*Aim of the task*:
For every record beneath this instruction, give an exact repetition, omitting images.

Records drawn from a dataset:

+ + + +

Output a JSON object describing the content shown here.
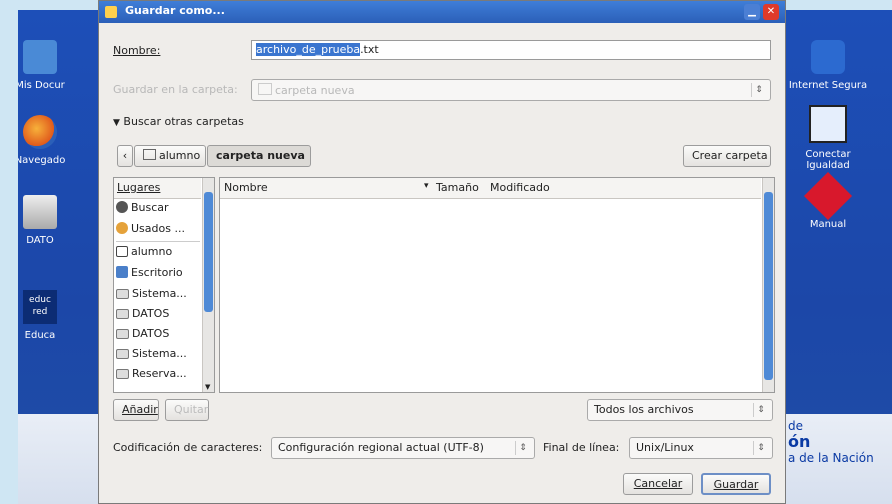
{
  "desktop": {
    "icons_left": [
      {
        "label": "Mis Docur",
        "icon": "folder-icon"
      },
      {
        "label": "Navegado",
        "icon": "firefox-icon"
      },
      {
        "label": "DATO",
        "icon": "drive-icon"
      },
      {
        "label": "Educa",
        "icon": "educ-logo-icon",
        "logo_text": "educ\nred"
      }
    ],
    "icons_right": [
      {
        "label": "Internet Segura",
        "icon": "shield-user-icon"
      },
      {
        "label": "Conectar Igualdad",
        "icon": "monitor-icon"
      },
      {
        "label": "Manual",
        "icon": "diamond-icon"
      }
    ],
    "bottom_text": [
      "de",
      "ón",
      "a de la Nación"
    ]
  },
  "dialog": {
    "title": "Guardar como...",
    "name_label": "Nombre:",
    "name_selected": "archivo_de_prueba",
    "name_rest": ".txt",
    "save_in_label": "Guardar en la carpeta:",
    "save_in_value": "carpeta nueva",
    "browse_toggle": "Buscar otras carpetas",
    "path": [
      "alumno",
      "carpeta nueva"
    ],
    "create_folder": "Crear carpeta",
    "places_header": "Lugares",
    "places": [
      {
        "label": "Buscar",
        "icon": "search-icon"
      },
      {
        "label": "Usados ...",
        "icon": "recent-icon"
      },
      {
        "label": "alumno",
        "icon": "home-folder-icon"
      },
      {
        "label": "Escritorio",
        "icon": "desktop-icon"
      },
      {
        "label": "Sistema...",
        "icon": "drive-icon"
      },
      {
        "label": "DATOS",
        "icon": "drive-icon"
      },
      {
        "label": "DATOS",
        "icon": "drive-icon"
      },
      {
        "label": "Sistema...",
        "icon": "drive-icon"
      },
      {
        "label": "Reserva...",
        "icon": "drive-icon"
      }
    ],
    "columns": {
      "name": "Nombre",
      "size": "Tamaño",
      "modified": "Modificado"
    },
    "add_label": "Añadir",
    "remove_label": "Quitar",
    "filter": "Todos los archivos",
    "encoding_label": "Codificación de caracteres:",
    "encoding_value": "Configuración regional actual (UTF-8)",
    "line_end_label": "Final de línea:",
    "line_end_value": "Unix/Linux",
    "cancel_label": "Cancelar",
    "save_label": "Guardar"
  }
}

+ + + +

*Task solution*:
Output a JSON object describing the content shown here.
{
  "desktop": {
    "icons_left": [
      {
        "label": "Mis Docur",
        "icon": "folder-icon"
      },
      {
        "label": "Navegado",
        "icon": "firefox-icon"
      },
      {
        "label": "DATO",
        "icon": "drive-icon"
      },
      {
        "label": "Educa",
        "icon": "educ-logo-icon",
        "logo_text": "educ\nred"
      }
    ],
    "icons_right": [
      {
        "label": "Internet Segura",
        "icon": "shield-user-icon"
      },
      {
        "label": "Conectar Igualdad",
        "icon": "monitor-icon"
      },
      {
        "label": "Manual",
        "icon": "diamond-icon"
      }
    ],
    "bottom_text": [
      "de",
      "ón",
      "a de la Nación"
    ]
  },
  "dialog": {
    "title": "Guardar como...",
    "name_label": "Nombre:",
    "name_selected": "archivo_de_prueba",
    "name_rest": ".txt",
    "save_in_label": "Guardar en la carpeta:",
    "save_in_value": "carpeta nueva",
    "browse_toggle": "Buscar otras carpetas",
    "path": [
      "alumno",
      "carpeta nueva"
    ],
    "create_folder": "Crear carpeta",
    "places_header": "Lugares",
    "places": [
      {
        "label": "Buscar",
        "icon": "search-icon"
      },
      {
        "label": "Usados ...",
        "icon": "recent-icon"
      },
      {
        "label": "alumno",
        "icon": "home-folder-icon"
      },
      {
        "label": "Escritorio",
        "icon": "desktop-icon"
      },
      {
        "label": "Sistema...",
        "icon": "drive-icon"
      },
      {
        "label": "DATOS",
        "icon": "drive-icon"
      },
      {
        "label": "DATOS",
        "icon": "drive-icon"
      },
      {
        "label": "Sistema...",
        "icon": "drive-icon"
      },
      {
        "label": "Reserva...",
        "icon": "drive-icon"
      }
    ],
    "columns": {
      "name": "Nombre",
      "size": "Tamaño",
      "modified": "Modificado"
    },
    "add_label": "Añadir",
    "remove_label": "Quitar",
    "filter": "Todos los archivos",
    "encoding_label": "Codificación de caracteres:",
    "encoding_value": "Configuración regional actual (UTF-8)",
    "line_end_label": "Final de línea:",
    "line_end_value": "Unix/Linux",
    "cancel_label": "Cancelar",
    "save_label": "Guardar"
  }
}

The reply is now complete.